Thursday, December 22, 2022

That Rare Commodity


I listen to him on the radio often, most mornings in fact.  He is entertaining, and on most political issues worth hearing. On issues of morality, he comes across as, how should I put it, a decent role model. However, therein may lie the danger.  I hesitate to use the terminology of “a wolf in sheep’s clothing”, but there is good reason to beware.  While he speaks MUCH about God and uses Christian “lingo” every day, he is not a Christian (though he would claim the contrary). The man I am talking about is Glen Beck.

In case you missed it, Glen Beck is, and has been for many years, a Mormon.  So what’s the big deal, you might ask? Well, maybe you missed that as well, but Mormons are not Christians! In fact, the Church of Jesus Christ of Latter-Day Saints, also known as the Mormons or LDS, is THE most polytheistic (multiple gods) religion in the world, far surpassing even eastern religions such as Hinduism and Buddhism. In LDS theology, there are literally (and I mean literally in its original sense, not the way it is commonly used today), an infinite number of gods. Though they would claim to be monotheists, that is just another example of Mormons using a term in a way that is foreign to traditional Christian usage.  When they claim monotheism, what they mean is that they only worship the god of this planet.

The one called “Heavenly Father” in LDS teaching, was once a man (and a sinner!) from a planet circling a star called Kolob, who “progressed” into godhood at which time he “organized” this planet out of matter, which they believe to be eternal.  The “Jesus Christ” who they use in the name of their church is the firstborn of an innumerable number of spirit children born to “Heavenly Father” by one of his many wives, which he married as a man back on his home planet (where he earned his godhood). Also among “Heavenly Father’s” eldest spirit children is Lucifer, which makes Jesus and Lucifer brothers (there’s always one black sheep in the family, right?), and though much, much younger, you and I are also spirit brothers to them both. When it comes right down to it, a whole pile of the terms we use as Christians have a meaning among the LDS that is completely foreign to us.  Even “salvation”, which is arguably one of the most important concepts in Christianity, means something totally different to a Mormon.

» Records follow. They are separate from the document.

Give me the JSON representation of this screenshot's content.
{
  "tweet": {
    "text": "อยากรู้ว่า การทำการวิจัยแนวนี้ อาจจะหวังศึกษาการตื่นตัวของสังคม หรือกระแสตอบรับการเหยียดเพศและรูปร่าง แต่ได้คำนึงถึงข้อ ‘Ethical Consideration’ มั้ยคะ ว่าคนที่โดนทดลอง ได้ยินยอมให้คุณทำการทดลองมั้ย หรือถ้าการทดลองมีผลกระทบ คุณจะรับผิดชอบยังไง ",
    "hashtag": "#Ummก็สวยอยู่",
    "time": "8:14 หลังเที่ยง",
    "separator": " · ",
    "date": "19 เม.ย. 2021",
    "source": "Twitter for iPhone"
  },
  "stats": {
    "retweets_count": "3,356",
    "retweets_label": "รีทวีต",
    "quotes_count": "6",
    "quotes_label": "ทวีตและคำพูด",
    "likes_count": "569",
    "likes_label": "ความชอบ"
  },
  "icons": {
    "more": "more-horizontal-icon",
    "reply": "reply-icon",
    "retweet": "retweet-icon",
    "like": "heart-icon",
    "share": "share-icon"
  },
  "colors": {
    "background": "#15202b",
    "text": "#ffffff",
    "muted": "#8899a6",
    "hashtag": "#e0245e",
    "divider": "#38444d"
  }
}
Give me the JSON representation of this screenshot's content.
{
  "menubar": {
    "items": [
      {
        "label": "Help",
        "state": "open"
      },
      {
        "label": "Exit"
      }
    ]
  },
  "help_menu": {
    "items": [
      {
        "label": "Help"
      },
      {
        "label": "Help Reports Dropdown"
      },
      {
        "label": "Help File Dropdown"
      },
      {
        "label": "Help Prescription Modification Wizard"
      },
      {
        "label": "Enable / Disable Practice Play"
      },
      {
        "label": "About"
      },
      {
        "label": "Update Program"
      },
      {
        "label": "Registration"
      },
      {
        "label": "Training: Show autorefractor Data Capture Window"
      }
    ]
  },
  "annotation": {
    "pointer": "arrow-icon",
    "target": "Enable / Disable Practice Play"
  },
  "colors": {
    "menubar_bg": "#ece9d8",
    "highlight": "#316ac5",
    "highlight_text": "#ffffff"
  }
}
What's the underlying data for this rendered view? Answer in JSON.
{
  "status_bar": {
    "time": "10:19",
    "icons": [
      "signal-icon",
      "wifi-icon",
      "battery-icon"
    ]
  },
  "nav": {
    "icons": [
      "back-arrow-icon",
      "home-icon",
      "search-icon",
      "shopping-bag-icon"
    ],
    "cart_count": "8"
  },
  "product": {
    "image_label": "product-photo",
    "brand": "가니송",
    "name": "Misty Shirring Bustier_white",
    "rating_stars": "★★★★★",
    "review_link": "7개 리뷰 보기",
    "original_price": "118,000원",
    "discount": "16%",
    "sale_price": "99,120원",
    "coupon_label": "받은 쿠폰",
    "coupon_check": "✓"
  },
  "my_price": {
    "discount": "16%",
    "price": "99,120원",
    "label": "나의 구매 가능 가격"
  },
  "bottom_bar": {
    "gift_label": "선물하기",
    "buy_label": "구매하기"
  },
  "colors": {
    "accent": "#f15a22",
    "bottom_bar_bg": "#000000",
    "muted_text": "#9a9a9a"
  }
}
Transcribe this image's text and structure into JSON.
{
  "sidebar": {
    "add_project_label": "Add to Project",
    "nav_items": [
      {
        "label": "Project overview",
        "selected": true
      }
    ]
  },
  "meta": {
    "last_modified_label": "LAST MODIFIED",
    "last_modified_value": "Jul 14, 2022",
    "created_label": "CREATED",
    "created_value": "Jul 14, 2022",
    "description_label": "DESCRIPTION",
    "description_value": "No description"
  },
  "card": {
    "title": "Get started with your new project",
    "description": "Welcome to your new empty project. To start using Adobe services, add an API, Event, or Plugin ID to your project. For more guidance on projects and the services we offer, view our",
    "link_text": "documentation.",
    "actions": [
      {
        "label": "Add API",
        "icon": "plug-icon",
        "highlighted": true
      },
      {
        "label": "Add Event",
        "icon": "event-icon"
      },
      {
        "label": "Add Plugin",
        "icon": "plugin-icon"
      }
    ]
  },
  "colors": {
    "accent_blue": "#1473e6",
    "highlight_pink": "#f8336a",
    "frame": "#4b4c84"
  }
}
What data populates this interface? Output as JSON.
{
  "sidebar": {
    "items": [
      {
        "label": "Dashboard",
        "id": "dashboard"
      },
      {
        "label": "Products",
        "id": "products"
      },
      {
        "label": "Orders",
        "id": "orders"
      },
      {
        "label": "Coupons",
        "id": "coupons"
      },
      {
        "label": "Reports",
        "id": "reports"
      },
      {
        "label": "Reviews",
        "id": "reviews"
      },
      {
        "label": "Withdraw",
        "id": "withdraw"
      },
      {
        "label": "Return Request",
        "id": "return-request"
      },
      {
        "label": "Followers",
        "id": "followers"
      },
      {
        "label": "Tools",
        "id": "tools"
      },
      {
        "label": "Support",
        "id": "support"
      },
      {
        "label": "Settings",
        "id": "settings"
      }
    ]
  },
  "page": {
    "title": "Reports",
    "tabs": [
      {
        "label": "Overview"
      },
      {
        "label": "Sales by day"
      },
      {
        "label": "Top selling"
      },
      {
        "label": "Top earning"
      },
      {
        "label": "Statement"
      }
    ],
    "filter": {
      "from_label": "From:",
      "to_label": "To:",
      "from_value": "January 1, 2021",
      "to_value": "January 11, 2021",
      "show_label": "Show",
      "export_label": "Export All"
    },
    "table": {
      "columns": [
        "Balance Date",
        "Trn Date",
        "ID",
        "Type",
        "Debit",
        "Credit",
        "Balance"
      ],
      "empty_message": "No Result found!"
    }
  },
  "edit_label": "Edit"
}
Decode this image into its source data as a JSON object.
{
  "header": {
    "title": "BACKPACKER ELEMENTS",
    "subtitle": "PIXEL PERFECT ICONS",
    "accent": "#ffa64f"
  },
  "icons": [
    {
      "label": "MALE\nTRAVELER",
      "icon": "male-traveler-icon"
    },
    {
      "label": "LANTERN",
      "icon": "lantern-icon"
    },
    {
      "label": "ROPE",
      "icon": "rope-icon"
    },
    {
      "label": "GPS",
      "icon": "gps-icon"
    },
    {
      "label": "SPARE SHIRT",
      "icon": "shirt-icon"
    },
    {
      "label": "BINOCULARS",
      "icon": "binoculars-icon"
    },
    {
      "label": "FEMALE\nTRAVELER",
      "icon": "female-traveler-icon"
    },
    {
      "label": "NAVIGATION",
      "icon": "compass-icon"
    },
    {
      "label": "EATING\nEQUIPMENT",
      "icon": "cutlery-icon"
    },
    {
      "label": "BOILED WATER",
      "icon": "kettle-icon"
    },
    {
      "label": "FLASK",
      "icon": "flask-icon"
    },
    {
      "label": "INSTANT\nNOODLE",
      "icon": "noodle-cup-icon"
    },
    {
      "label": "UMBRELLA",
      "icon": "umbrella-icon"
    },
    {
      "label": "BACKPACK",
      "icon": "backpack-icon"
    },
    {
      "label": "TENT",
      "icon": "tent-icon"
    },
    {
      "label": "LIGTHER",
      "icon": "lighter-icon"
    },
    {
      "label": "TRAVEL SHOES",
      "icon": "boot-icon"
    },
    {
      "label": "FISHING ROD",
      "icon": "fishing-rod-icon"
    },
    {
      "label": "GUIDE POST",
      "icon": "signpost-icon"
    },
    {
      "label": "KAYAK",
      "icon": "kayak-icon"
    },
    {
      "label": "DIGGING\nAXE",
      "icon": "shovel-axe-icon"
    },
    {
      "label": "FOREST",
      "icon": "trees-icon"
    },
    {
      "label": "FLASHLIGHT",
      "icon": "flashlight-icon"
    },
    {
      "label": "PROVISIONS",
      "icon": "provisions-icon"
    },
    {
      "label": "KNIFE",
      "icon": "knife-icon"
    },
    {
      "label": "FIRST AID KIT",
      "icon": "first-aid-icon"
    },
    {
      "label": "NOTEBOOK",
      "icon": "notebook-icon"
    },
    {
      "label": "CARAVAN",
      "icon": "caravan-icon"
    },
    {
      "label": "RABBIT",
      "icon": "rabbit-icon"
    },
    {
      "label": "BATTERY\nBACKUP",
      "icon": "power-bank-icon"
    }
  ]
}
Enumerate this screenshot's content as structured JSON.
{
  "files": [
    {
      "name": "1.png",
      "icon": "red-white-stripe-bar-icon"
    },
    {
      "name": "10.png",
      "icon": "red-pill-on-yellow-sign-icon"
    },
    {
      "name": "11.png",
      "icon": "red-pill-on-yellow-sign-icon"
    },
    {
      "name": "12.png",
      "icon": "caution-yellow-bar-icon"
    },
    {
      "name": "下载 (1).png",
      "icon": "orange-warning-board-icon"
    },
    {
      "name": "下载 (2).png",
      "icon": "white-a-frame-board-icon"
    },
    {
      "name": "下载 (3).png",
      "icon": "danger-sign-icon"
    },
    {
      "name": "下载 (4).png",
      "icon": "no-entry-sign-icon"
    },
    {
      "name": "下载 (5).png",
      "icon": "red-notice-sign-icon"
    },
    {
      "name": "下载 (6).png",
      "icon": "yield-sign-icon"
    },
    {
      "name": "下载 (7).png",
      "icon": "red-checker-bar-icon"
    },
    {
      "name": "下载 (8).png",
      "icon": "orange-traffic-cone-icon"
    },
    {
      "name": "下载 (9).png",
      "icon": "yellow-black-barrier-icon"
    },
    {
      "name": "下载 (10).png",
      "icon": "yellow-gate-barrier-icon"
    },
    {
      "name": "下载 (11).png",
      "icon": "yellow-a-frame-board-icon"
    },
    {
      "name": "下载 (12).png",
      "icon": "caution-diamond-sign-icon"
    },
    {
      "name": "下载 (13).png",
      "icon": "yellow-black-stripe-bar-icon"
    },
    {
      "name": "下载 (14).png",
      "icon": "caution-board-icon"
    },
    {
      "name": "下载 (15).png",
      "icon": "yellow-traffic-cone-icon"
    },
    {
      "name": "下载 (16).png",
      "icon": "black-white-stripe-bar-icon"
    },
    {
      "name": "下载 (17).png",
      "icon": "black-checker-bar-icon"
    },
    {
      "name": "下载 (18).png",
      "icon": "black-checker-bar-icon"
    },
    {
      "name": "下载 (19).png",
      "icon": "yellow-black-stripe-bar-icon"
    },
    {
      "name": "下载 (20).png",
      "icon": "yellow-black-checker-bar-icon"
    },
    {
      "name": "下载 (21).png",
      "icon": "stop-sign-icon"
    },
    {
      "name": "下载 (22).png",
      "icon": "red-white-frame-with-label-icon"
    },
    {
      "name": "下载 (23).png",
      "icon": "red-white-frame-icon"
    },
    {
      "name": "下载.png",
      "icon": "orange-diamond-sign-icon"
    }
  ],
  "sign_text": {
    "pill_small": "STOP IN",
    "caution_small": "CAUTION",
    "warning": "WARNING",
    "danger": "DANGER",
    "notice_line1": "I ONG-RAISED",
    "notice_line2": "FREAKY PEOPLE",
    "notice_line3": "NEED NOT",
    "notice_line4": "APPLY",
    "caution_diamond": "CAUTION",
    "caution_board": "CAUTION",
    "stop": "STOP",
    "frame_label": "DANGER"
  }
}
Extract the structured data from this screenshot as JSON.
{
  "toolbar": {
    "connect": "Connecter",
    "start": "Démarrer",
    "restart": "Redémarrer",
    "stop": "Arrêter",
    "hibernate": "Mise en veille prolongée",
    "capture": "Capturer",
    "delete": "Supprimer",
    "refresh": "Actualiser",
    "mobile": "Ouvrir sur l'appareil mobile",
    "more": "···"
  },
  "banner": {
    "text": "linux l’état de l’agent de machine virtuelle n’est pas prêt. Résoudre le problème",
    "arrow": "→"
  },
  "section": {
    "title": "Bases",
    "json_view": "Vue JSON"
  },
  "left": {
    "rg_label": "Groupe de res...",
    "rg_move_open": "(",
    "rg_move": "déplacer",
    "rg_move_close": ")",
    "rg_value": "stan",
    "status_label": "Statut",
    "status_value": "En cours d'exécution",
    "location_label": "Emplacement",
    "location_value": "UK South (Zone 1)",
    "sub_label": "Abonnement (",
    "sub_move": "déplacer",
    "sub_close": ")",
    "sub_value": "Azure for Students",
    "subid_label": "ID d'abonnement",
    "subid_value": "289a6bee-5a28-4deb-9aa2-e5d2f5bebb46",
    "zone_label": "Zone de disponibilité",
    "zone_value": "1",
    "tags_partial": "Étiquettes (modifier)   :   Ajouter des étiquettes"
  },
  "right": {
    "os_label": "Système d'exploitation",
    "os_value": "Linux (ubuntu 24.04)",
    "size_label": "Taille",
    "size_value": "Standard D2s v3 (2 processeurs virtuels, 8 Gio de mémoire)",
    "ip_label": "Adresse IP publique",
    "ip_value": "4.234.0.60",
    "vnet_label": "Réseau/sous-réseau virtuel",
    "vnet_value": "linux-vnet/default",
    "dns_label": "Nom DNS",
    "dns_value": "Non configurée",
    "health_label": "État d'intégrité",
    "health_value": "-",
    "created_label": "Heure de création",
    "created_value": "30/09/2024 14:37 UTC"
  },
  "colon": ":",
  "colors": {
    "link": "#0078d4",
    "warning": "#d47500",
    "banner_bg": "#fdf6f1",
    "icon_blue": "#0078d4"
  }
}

 That is just the peak of the iceberg of reasons that Mormons cannot be called fellow Christians by those who truly are.  But back to Glen Beck. I do not argue that you should not listen to his radio program. He’s funny. His political views are generally quite reasonable.  Just be aware that when he starts talking religion, what comes out of his mouth does not mean the same thing to him as what you might think it means (assuming you are a Christian). Exercise some discernment; that commodity which seems to be so rare these days.

Wednesday, December 14, 2022




Seems that I hear it everyday, in one context or another. Perfect. Often its just a one-word commentary of general agreement. Perfect. Other times it’s used as sarcasm. Perfect. The tone of voice and the context will generally give away how “perfect” is meant to be taken.

The one way it less often used today is to express, well … perfection! Maybe that’s because we rarely see perfection here in this world, and with good reason. Ever since Adam took a bite out of that fruit, everything surrounding us has tasted the results of that most famous of taste tests.

But there is one thing we should all be reminded of when the word “perfect” comes into view.  That is a perfect salvation. And a perfect salvation is only possible when neither mercy or justice are compromised, one for the benefit of the other.  On the side of a perfect justice, every sin needs to be punished, period.  Not just forgiven, but punished. On the side of a perfect mercy, none of the sins can be punished, period. Not just a reduced or suspended sentence.  Such a dichotomy can only be overcome by a perfect Savior, one that lived a perfectly sinless life in order that He would be a perfect sacrifice to pay for the sins demanded by a perfect justice.

That is why Jesus is the only way to salvation. Sounds perfect to me.